While no officers were charged for Taylor's death, the jury indicted one officer, Brett Hankinson, on three counts of wanton endangerment due to bullets they had fired into nearby apartments. Myles Cosgrove and Jon Mattingly, the other two officers involved, were considered by the jury to have been justified in firing multiple shots, including those that killed an unarmed Taylor, during their March 13 raid on her home. According to NBC News, Taylor's family had called for the three officers to be charged with manslaughter.
"The indictment was insulting & offensive to Breonna Taylor's life, legacy, & family," Crump said in a statement tweeted early Thursday. "The grand jury proceedings were a SHAM. The 'wanton endangerment' charge is an example of America's 2 justice systems – protecting white neighbors & ignoring the death of a Black woman."
As part of a narcotics investigation that did not target Taylor or her boyfriend Kenneth Walker as suspects, police obtained a no-knock warrant enabling Hankinson, Cosgrove, and Mattingly to forcibly break down Taylor's front door with a battering ram shortly after midnight on March 13. According to The New York Times, Louisville police have said they believed one of the suspects in their investigation had once used Taylor's apartment to receive packages. An attorney for Taylor's family said the person in question was someone Taylor had previously dated, but had since cut ties with, The New York Times reported.
In the early hours of March 13, Taylor was asleep in her bed with Walker when they heard loud banging at the apartment's front door. According to The New York Times, Walker told police he had thought Taylor's ex was attempting to break in and that both he and and Taylor had yelled out asking for whoever was at the door to identify themselves. When police succeeded in breaking down Taylor's door, Walker, a man licensed to carry a firearm, fired his gun once, hitting Mattingly in the leg. In response, the officers fired off multiple shots, five of which struck Taylor and killed her. The paper reported that 10 rounds fired by Hankison were determined to have been fired blindly into both Taylor's apartment and a neighbor's, resulting in his dismissal from the force and eventually his indictment.
In a statement released Wednesday over Twitter, Crump slammed the grand jury's decision as "another example of no accountability for the genocide of persons of color by white police officers."

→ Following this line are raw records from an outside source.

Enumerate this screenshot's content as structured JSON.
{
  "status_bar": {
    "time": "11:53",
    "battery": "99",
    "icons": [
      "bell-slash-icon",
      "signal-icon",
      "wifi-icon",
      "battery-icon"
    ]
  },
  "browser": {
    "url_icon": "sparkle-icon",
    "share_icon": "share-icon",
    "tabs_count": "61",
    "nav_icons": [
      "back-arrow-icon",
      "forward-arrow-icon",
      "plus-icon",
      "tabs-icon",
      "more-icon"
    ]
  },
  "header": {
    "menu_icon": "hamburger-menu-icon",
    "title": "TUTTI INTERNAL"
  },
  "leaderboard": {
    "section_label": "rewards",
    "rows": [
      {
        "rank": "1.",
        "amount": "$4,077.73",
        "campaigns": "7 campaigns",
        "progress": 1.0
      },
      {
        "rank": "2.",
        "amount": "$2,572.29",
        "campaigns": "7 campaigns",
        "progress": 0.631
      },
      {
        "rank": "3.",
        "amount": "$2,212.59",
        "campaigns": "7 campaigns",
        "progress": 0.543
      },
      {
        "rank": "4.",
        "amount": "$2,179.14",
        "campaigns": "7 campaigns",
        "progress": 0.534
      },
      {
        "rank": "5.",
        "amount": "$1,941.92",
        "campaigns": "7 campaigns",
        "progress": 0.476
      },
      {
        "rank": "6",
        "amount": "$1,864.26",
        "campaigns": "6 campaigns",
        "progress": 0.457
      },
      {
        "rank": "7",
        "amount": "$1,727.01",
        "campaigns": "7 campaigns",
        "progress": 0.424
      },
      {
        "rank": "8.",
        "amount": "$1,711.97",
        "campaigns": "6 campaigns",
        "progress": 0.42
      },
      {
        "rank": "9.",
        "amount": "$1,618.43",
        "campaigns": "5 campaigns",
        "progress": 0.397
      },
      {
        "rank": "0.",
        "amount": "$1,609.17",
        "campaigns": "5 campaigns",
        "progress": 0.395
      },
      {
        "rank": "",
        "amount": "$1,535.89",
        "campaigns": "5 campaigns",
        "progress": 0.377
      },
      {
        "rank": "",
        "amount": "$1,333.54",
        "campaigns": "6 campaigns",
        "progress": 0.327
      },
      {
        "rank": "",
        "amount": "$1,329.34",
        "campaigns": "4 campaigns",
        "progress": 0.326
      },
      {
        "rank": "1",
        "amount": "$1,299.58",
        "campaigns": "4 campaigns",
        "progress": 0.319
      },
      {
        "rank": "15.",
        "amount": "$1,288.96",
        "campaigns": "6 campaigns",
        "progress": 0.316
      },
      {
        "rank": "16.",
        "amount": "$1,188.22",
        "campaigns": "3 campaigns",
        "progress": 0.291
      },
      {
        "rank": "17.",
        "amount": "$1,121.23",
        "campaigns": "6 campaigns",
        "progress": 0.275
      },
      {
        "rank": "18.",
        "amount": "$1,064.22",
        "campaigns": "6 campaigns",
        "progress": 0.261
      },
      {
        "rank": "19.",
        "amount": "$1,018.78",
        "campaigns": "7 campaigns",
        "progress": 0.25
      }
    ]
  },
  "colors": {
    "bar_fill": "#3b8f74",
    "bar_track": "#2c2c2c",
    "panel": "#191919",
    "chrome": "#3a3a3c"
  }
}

"With all we know about Breonna Taylor's killing, how could a fair and just system result in today's decision?" he continued. "If Hankison's behavior constituted wanton endangerment of the people in the apartments next to hers, then it should also be considered wanton endangerment of Breonna. In fact, it should have been ruled wanton murder."
Crump argued the jury's decision amounted to "the most egregious disrespect of Black people, especially Black women, killed by police in America."
In an interview on NBC's TODAY show, Crump said it didn't make sense that an officer should be charged with wanton endangerment for bullets fired into the apartment of a white neighbor "but not for the bullets going into Breonna Taylor's body." Crump also said the jury had done "nothing to give Breonna Taylor a voice."
"Nothing seems to say Breonna mattered," NBC News reported Crump said.
On Wednesday, Taylor's sister, Juniyah Palmer, took to her personal Instagram to apologize to Taylor, saying she had been "failed" by the system. "Sister, you was failed by a system you worked hard for and I am so sorry," Palmer wrote in her Instagram Story. "We was failed as a family."